Supplied data
══════════════════════════════
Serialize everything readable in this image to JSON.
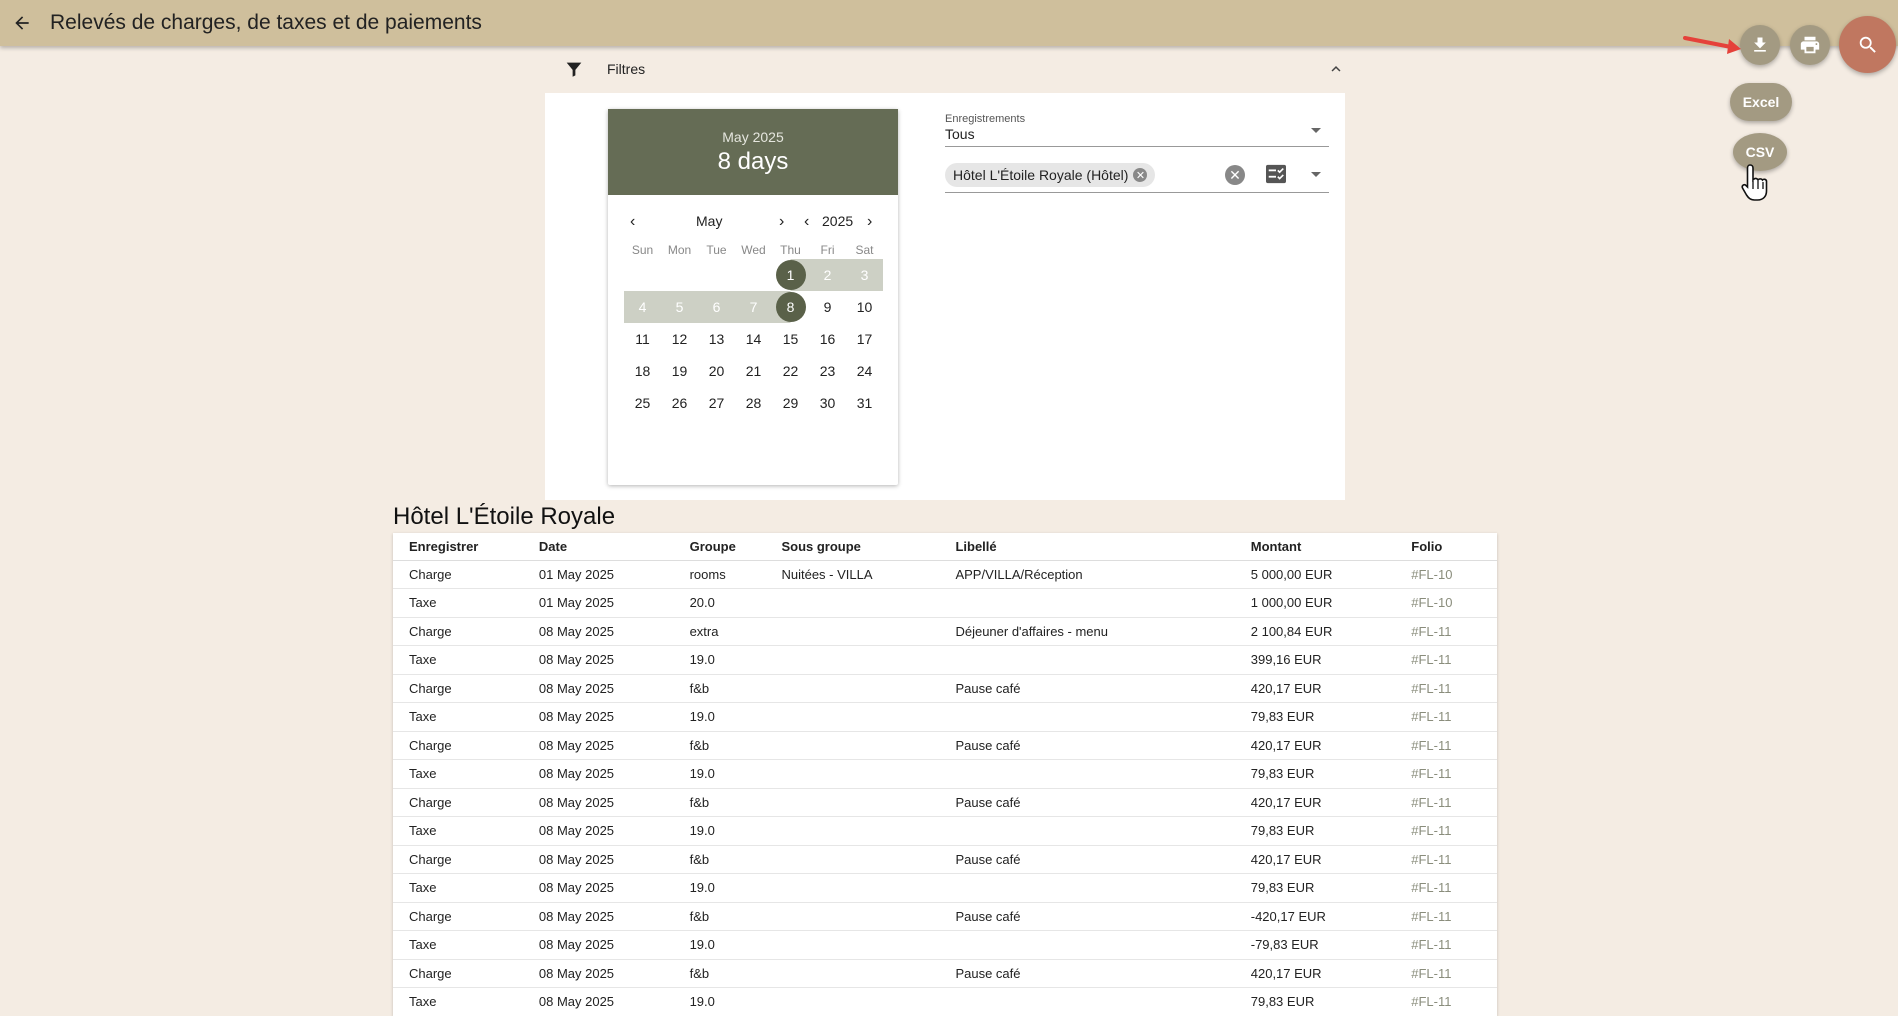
{
  "header": {
    "title": "Relevés de charges, de taxes et de paiements"
  },
  "actions": {
    "excel_label": "Excel",
    "csv_label": "CSV"
  },
  "filters": {
    "label": "Filtres",
    "records_label": "Enregistrements",
    "records_value": "Tous",
    "hotel_chip": "Hôtel L'Étoile Royale (Hôtel)"
  },
  "calendar": {
    "header_sub": "May 2025",
    "header_main": "8 days",
    "month": "May",
    "year": "2025",
    "weekdays": [
      "Sun",
      "Mon",
      "Tue",
      "Wed",
      "Thu",
      "Fri",
      "Sat"
    ],
    "weeks": [
      [
        "",
        "",
        "",
        "",
        "1",
        "2",
        "3"
      ],
      [
        "4",
        "5",
        "6",
        "7",
        "8",
        "9",
        "10"
      ],
      [
        "11",
        "12",
        "13",
        "14",
        "15",
        "16",
        "17"
      ],
      [
        "18",
        "19",
        "20",
        "21",
        "22",
        "23",
        "24"
      ],
      [
        "25",
        "26",
        "27",
        "28",
        "29",
        "30",
        "31"
      ]
    ],
    "range_start": "1",
    "range_end": "8"
  },
  "report": {
    "section_title": "Hôtel L'Étoile Royale",
    "columns": [
      "Enregistrer",
      "Date",
      "Groupe",
      "Sous groupe",
      "Libellé",
      "Montant",
      "Folio"
    ],
    "rows": [
      [
        "Charge",
        "01 May 2025",
        "rooms",
        "Nuitées - VILLA",
        "APP/VILLA/Réception",
        "5 000,00 EUR",
        "#FL-10"
      ],
      [
        "Taxe",
        "01 May 2025",
        "20.0",
        "",
        "",
        "1 000,00 EUR",
        "#FL-10"
      ],
      [
        "Charge",
        "08 May 2025",
        "extra",
        "",
        "Déjeuner d'affaires - menu",
        "2 100,84 EUR",
        "#FL-11"
      ],
      [
        "Taxe",
        "08 May 2025",
        "19.0",
        "",
        "",
        "399,16 EUR",
        "#FL-11"
      ],
      [
        "Charge",
        "08 May 2025",
        "f&b",
        "",
        "Pause café",
        "420,17 EUR",
        "#FL-11"
      ],
      [
        "Taxe",
        "08 May 2025",
        "19.0",
        "",
        "",
        "79,83 EUR",
        "#FL-11"
      ],
      [
        "Charge",
        "08 May 2025",
        "f&b",
        "",
        "Pause café",
        "420,17 EUR",
        "#FL-11"
      ],
      [
        "Taxe",
        "08 May 2025",
        "19.0",
        "",
        "",
        "79,83 EUR",
        "#FL-11"
      ],
      [
        "Charge",
        "08 May 2025",
        "f&b",
        "",
        "Pause café",
        "420,17 EUR",
        "#FL-11"
      ],
      [
        "Taxe",
        "08 May 2025",
        "19.0",
        "",
        "",
        "79,83 EUR",
        "#FL-11"
      ],
      [
        "Charge",
        "08 May 2025",
        "f&b",
        "",
        "Pause café",
        "420,17 EUR",
        "#FL-11"
      ],
      [
        "Taxe",
        "08 May 2025",
        "19.0",
        "",
        "",
        "79,83 EUR",
        "#FL-11"
      ],
      [
        "Charge",
        "08 May 2025",
        "f&b",
        "",
        "Pause café",
        "-420,17 EUR",
        "#FL-11"
      ],
      [
        "Taxe",
        "08 May 2025",
        "19.0",
        "",
        "",
        "-79,83 EUR",
        "#FL-11"
      ],
      [
        "Charge",
        "08 May 2025",
        "f&b",
        "",
        "Pause café",
        "420,17 EUR",
        "#FL-11"
      ],
      [
        "Taxe",
        "08 May 2025",
        "19.0",
        "",
        "",
        "79,83 EUR",
        "#FL-11"
      ]
    ]
  },
  "icons": {
    "back": "arrow-left-icon",
    "download": "download-icon",
    "print": "printer-icon",
    "search": "search-icon",
    "filter": "filter-icon",
    "collapse": "chevron-up-icon",
    "checklist": "checklist-icon"
  },
  "colors": {
    "topbar": "#cfbf9c",
    "calendar_header": "#656c55",
    "range_fill": "#cdd0c5",
    "fab_search": "#c07760",
    "fab": "#a39a82"
  }
}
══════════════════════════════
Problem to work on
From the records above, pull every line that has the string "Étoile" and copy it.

Output of the task
    "hotel_chip": "Hôtel L'Étoile Royale (Hôtel)"
    "section_title": "Hôtel L'Étoile Royale",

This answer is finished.